Mohamed Dahman, MD, Peter Hallowell, MD, Bruce Schirmer, MD. Department of Surgery, University of Virginia Health System, PO Box 800709, Charlottesville, VA 22908, USA
Introduction: Obesity is associated with an increased incidence of a variety of diseases including hernias. Super obese is defined as a BMI>50 kg/m². Very few reports have examined hernia repair outcomes in this challenging patient population.
Methods: We performed a retrospective study from our ventral hernia database for the period 2002-2009. We looked at demographics, ASA class, wound classification, operative time, operative technique, initial vs. recurrent hernias, morbidity, and mortality.

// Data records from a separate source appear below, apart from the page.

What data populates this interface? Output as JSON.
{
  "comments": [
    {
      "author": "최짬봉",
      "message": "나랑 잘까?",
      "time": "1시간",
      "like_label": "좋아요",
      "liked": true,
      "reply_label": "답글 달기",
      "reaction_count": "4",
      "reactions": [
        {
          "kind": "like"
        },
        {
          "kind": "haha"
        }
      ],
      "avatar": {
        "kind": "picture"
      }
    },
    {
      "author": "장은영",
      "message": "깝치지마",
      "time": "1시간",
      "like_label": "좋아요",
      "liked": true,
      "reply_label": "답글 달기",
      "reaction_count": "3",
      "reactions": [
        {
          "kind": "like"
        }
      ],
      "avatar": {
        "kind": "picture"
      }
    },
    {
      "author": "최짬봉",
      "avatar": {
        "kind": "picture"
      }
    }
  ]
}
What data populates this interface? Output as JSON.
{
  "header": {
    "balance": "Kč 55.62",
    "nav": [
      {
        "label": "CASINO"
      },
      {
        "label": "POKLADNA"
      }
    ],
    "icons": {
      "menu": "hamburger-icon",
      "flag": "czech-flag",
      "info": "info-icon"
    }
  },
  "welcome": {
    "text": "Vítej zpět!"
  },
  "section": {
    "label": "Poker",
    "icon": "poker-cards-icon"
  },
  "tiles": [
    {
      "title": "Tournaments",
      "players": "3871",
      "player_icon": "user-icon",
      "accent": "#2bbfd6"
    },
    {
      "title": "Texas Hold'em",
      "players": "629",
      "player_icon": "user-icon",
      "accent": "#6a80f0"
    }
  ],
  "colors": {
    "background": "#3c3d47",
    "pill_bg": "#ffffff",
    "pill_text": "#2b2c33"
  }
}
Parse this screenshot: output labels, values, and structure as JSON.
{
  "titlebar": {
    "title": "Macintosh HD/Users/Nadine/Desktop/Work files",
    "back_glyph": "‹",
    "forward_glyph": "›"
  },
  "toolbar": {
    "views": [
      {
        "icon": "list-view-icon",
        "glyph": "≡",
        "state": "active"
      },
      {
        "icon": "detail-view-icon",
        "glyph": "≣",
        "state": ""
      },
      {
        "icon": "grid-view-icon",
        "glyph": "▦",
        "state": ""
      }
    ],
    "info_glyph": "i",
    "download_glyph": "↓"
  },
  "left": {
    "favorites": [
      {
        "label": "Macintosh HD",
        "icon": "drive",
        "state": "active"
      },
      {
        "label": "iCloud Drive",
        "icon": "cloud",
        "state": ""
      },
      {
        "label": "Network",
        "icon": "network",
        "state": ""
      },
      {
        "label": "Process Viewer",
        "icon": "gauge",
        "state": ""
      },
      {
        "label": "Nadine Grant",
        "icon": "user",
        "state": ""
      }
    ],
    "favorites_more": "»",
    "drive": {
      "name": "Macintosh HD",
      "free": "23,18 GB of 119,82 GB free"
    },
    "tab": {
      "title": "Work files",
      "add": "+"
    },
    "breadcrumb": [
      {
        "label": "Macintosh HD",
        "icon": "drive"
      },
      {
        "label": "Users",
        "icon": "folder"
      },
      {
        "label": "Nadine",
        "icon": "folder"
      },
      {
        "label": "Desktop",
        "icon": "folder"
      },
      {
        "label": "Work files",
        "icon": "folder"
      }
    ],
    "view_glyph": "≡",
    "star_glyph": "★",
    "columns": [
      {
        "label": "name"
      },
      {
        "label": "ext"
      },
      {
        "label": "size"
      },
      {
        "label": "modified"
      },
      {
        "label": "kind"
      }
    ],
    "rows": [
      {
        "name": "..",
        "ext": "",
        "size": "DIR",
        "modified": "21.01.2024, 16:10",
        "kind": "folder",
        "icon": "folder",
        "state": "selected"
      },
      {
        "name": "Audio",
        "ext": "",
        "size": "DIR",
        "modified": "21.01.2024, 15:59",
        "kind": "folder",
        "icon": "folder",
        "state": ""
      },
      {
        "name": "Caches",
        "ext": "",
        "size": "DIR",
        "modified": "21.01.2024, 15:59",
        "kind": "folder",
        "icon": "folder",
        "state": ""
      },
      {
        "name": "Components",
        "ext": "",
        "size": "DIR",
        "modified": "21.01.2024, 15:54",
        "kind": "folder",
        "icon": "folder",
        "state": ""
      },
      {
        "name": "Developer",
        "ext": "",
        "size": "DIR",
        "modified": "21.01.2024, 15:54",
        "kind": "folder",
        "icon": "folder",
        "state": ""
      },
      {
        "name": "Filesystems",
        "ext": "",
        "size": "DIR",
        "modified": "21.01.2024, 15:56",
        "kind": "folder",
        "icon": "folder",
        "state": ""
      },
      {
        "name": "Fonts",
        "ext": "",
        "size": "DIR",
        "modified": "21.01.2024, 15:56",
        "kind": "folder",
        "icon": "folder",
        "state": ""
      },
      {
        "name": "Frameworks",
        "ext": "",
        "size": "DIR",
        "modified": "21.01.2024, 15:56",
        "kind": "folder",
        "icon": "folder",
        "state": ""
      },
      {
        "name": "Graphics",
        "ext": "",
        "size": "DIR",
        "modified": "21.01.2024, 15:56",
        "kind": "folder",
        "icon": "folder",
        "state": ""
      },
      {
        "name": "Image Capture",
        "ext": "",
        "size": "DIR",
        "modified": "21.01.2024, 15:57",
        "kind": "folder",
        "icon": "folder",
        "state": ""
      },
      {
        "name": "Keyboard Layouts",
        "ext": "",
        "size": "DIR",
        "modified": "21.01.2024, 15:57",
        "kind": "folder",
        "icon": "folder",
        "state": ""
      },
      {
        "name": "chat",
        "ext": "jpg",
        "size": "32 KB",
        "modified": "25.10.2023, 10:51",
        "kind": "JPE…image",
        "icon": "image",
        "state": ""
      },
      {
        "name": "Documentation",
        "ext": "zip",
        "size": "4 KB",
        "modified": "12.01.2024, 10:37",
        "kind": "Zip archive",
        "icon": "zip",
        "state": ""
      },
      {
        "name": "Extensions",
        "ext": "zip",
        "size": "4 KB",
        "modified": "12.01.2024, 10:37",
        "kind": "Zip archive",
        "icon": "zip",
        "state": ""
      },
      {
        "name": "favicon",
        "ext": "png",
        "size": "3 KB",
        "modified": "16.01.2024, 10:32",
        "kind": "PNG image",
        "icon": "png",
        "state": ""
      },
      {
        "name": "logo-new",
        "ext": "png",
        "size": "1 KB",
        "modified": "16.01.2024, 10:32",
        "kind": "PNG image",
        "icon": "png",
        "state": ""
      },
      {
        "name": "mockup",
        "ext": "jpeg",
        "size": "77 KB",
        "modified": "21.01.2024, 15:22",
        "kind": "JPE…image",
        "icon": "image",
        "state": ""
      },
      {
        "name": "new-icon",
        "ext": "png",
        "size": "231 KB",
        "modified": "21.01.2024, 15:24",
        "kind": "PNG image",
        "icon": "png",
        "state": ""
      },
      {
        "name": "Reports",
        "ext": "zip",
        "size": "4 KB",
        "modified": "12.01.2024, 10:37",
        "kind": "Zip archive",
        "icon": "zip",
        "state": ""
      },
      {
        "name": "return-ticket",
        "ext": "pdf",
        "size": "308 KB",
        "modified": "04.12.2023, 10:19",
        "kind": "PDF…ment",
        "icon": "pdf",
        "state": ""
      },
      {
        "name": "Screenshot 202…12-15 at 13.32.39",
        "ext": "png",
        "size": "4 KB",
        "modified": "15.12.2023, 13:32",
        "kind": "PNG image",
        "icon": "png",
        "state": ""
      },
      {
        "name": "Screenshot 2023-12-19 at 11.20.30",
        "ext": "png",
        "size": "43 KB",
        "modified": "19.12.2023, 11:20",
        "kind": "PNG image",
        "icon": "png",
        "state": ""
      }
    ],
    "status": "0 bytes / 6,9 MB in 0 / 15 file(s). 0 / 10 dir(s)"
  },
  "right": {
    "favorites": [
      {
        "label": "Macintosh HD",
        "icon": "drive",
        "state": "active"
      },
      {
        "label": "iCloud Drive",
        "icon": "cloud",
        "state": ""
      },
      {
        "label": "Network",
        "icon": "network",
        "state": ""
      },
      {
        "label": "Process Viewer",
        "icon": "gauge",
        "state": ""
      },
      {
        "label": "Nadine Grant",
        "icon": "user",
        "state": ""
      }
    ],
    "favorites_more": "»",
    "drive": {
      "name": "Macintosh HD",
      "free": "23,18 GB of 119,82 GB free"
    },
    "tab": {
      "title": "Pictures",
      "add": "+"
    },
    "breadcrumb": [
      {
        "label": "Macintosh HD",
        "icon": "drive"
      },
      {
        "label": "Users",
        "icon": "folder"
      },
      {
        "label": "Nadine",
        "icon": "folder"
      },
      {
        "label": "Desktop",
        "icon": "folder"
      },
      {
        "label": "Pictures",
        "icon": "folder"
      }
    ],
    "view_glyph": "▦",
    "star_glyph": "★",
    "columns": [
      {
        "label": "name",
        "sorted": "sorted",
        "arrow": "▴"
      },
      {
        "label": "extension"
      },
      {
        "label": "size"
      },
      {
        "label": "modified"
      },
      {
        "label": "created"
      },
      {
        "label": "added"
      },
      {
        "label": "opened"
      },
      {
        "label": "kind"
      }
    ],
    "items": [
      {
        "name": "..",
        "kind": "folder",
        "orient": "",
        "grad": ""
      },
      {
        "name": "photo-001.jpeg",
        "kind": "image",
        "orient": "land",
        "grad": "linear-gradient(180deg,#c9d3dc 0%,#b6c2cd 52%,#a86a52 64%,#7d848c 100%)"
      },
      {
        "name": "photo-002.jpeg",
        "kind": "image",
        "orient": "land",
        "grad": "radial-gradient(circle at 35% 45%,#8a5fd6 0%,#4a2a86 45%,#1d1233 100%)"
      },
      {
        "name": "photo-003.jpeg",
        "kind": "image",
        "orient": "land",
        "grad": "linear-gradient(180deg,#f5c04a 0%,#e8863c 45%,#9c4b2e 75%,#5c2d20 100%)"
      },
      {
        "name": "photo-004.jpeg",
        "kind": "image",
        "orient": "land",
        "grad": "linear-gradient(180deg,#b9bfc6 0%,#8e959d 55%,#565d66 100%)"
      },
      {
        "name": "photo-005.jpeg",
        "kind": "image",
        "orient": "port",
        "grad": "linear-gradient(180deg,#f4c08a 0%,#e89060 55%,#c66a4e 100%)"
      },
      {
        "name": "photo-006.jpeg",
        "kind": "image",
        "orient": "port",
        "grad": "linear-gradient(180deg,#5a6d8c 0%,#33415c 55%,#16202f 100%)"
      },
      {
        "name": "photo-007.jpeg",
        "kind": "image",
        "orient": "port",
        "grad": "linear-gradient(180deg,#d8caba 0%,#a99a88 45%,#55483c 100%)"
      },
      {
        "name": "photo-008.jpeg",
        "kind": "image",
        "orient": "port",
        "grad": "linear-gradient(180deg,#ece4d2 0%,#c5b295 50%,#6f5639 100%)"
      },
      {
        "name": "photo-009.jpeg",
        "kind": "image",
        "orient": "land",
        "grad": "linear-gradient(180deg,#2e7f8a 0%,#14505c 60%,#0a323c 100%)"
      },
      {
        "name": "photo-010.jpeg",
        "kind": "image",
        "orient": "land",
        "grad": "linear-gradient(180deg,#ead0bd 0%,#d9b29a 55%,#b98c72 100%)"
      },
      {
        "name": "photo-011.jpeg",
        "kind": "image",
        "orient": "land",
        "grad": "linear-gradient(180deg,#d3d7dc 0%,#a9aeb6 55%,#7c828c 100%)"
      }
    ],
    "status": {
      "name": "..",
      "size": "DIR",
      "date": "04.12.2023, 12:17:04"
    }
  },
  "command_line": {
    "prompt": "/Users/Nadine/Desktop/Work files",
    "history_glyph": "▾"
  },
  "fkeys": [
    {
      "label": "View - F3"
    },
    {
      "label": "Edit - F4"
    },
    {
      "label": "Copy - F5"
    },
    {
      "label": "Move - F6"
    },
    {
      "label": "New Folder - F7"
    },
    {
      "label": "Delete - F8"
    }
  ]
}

Results: A total of 45 patients were included, with the vast majority (43) being female. Average age was 47.8 + 10.4 (mean + SD). Average BMI was 57.3 + 7. Mean operative time was 1 hour 55 minutes. Regarding wound classification, we had 80.8% clean, 17.8% clean contaminated, 0% contaminated, and 2.2% dirty. ASA class was mainly ASA 2 (26.7%) and ASA 3 (66.7%). We had 33 (73.3%) initial hernia repairs and 12 (26.7%) recurrent cases,. The recurrence rate overall was 8.9%. A laparoscopic approach was used in 28.9% of cases, and an open approach in 71.1%. Overall morbidity for the group was 33.3%. Of these morbidities, there was an 11.1% incidence of wound infection. Seroma formation was 8.9%. Mesh infection was 0%. We had no mortality in this group.
Conclusions: Given the recent increase in the super obese population, a better understanding of the risks and challenges of this group is mandatory. Our study demonstrates the safety and efficacy of ventral hernia repair in the super obese population.
Program Number: P338